**Data to examine**
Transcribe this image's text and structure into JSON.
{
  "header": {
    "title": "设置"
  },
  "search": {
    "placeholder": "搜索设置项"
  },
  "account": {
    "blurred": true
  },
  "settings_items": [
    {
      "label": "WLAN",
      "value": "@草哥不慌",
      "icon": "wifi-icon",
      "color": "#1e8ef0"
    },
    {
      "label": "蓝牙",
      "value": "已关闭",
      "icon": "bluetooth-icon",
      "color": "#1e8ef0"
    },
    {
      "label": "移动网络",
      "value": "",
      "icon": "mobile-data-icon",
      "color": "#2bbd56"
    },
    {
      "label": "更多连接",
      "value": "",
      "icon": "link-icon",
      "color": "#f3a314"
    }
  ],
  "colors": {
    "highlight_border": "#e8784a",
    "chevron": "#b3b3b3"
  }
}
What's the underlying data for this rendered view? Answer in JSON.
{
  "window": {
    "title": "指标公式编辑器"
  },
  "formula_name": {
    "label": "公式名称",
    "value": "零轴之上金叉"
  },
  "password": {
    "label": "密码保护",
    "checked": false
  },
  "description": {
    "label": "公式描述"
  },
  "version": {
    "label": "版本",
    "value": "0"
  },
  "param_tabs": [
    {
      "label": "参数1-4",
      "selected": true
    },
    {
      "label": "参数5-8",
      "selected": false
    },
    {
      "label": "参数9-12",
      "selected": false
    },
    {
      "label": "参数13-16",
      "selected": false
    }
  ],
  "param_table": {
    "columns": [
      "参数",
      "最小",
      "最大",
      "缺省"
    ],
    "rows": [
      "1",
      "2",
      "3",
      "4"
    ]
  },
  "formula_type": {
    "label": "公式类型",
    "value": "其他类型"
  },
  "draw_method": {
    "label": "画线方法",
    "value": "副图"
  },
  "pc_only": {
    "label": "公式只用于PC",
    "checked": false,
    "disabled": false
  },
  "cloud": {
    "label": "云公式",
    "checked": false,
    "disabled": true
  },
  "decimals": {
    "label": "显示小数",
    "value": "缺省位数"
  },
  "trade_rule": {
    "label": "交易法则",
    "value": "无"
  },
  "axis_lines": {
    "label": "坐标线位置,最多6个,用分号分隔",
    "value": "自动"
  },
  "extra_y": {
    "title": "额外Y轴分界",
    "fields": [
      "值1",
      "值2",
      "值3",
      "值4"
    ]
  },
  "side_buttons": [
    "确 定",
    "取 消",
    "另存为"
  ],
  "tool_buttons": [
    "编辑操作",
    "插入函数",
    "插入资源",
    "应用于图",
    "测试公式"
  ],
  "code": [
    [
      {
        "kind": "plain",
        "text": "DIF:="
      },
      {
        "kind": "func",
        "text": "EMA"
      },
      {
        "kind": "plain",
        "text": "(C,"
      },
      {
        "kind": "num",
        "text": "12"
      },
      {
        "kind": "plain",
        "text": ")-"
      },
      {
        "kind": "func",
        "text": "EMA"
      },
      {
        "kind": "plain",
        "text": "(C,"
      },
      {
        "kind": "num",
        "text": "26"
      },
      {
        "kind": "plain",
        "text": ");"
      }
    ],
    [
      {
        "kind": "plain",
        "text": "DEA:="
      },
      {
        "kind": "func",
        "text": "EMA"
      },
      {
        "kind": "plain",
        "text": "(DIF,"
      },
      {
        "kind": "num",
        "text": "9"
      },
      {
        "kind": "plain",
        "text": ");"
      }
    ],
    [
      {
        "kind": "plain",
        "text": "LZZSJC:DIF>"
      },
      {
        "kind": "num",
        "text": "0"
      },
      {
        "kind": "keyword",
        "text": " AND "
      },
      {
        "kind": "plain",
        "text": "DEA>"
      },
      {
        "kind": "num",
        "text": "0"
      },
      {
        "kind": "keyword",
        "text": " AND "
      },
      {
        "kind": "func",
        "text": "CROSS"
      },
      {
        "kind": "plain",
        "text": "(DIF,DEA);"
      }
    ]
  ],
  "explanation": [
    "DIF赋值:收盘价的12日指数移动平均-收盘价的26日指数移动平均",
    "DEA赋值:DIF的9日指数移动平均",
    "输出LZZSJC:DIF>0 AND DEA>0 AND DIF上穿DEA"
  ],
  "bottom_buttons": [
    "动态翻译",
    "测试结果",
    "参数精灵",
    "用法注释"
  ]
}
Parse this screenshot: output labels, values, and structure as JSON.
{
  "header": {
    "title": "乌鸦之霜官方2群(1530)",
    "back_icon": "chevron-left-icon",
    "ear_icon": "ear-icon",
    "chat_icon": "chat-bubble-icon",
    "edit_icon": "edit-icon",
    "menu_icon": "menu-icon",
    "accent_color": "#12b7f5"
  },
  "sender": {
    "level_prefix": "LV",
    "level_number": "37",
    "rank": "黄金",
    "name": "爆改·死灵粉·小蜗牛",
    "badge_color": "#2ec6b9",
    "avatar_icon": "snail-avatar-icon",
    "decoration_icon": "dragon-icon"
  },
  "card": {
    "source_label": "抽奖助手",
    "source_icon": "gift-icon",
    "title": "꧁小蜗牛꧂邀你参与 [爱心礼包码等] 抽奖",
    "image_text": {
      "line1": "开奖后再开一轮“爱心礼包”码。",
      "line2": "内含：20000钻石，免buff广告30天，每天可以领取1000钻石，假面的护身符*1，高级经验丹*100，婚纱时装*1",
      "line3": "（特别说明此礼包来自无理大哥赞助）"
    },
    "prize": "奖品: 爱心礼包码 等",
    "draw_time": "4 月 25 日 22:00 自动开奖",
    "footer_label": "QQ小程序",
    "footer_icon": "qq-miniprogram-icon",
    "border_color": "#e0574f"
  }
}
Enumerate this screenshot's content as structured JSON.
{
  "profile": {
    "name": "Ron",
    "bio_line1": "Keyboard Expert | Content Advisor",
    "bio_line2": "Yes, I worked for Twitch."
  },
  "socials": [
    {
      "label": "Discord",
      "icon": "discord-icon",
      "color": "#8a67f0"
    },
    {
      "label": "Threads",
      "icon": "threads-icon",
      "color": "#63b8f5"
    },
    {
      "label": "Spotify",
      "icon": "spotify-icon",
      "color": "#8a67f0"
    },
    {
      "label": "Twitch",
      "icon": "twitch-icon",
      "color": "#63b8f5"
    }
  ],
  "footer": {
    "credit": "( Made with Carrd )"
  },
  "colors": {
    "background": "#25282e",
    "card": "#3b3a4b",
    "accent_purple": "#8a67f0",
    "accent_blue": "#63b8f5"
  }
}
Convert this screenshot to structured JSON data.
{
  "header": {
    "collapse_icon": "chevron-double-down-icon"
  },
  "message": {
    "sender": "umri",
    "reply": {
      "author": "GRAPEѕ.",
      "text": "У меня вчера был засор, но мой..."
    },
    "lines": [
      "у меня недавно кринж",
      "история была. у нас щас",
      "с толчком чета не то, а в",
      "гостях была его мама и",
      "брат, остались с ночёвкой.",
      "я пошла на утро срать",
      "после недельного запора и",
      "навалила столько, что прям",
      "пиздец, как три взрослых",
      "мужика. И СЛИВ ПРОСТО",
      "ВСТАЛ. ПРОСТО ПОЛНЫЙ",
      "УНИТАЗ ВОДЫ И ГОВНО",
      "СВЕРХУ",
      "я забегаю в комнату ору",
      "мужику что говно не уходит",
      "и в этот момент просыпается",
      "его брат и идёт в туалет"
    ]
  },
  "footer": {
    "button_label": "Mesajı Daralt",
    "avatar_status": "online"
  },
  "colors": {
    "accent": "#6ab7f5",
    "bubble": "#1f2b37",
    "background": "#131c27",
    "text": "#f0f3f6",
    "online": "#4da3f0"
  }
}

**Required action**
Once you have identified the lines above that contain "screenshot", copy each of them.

**Solution**
Parse this screenshot: output labels, values, and structure as JSON.
Enumerate this screenshot's content as structured JSON.
Convert this screenshot to structured JSON data.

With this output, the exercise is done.